The handheld version also suffers from a lack of play modes. While Impact mode, in which your cannons are muted and you can only boost through enemies, is a welcome addition, the omission of the PS3's Survival, Endless and Bomber (to be released as add-on downloads at a later date) counts against the package. As such, the game is best recommended to newcomers, those for whom the (slight) downgrade from analogue to digital shooting will be unnoticeable. Super Stardust Portable is still an exemplary Western shooter, but for fans of the PlayStation 3 original, there is little here to inspire repeat purchase, the convenience of portability offset by the hardware's other limitations.
For super fans of Super Stardust HD for the PS3, this title is going to be a little bit of a let down. There aren’t as many modes and the control difference is noticeable and a slight hindrance to enjoyment. However, if you haven’t been spoiled by the HD version, or want a great intro into this outstanding franchise, Super Stardust Portable is worth the download. I love this franchise, Housemarque has a great product, but Portable just isn’t the best representation of the game that’s available on the market.

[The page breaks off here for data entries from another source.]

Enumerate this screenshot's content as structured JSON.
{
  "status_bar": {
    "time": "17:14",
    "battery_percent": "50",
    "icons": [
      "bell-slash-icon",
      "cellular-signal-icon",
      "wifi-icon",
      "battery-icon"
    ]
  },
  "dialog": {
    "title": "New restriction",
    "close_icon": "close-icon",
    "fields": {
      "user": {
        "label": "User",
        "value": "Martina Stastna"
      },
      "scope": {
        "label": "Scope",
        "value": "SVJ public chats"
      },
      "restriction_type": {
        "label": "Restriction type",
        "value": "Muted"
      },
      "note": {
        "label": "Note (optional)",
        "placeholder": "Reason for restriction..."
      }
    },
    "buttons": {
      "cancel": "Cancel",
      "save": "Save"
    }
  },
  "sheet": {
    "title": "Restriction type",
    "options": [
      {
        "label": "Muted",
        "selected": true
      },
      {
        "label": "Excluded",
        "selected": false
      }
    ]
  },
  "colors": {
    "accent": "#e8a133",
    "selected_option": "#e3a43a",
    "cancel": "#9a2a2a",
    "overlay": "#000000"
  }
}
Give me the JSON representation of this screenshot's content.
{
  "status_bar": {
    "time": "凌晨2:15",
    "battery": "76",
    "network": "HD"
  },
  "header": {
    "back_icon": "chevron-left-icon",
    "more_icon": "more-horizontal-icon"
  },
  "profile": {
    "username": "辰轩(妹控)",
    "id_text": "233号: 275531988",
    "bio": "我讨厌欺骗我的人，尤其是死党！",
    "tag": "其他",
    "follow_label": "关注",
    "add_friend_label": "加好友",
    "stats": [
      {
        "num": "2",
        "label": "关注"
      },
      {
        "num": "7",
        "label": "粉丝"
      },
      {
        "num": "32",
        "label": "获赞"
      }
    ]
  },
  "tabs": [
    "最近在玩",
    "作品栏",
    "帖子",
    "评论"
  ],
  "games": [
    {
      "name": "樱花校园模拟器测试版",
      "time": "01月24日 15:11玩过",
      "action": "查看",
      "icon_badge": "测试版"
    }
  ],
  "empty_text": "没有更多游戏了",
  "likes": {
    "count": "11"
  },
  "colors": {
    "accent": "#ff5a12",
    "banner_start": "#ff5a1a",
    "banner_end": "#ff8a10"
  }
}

I can't end this review without mentioning one final qualm I have with the package: the lack of modes. Survival, Endless and Bomber aren't included in Super Stardust Portable, even though they're currently listed on the game's PlayStation Store page. They're going to be downloadable content in the future. Extreme weak sauce. If you're a hardcore Super Stardust HD player, Super Stardust Portable will feel totally alien to you. If you're trying this out for the first time, things won't be as tough but the game is still very clearly designed around different hardware -- it just wasn't made for the PSP. If you can get by these restrictions, you'll enjoy the download, but veterans beware.